Items from a dataset
◇ ◇ ◇
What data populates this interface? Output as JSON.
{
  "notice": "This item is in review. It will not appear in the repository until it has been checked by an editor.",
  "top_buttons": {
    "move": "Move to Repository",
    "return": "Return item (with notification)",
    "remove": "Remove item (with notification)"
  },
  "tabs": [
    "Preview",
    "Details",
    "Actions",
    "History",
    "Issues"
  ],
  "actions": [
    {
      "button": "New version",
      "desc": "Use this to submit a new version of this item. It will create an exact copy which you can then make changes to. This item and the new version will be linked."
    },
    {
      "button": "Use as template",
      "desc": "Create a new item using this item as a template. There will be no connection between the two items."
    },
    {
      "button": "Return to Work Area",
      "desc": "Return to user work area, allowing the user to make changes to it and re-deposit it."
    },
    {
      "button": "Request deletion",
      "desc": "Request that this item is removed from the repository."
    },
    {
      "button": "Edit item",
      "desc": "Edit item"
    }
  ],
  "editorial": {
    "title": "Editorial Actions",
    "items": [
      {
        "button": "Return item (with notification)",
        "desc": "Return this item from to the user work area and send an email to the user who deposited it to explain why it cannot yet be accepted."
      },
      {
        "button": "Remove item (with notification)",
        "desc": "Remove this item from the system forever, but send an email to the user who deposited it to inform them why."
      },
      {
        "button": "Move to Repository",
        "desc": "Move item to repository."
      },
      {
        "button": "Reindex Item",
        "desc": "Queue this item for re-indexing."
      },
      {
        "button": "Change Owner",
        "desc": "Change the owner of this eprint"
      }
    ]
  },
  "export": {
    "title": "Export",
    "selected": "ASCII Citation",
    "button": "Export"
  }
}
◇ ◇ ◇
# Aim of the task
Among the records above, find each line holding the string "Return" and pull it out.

# Exercise response
    "return": "Return item (with notification)",
      "button": "Return to Work Area",
      "desc": "Return to user work area, allowing the user to make changes to it and re-deposit it."
        "button": "Return item (with notification)",
        "desc": "Return this item from to the user work area and send an email to the user who deposited it to explain why it cannot yet be accepted."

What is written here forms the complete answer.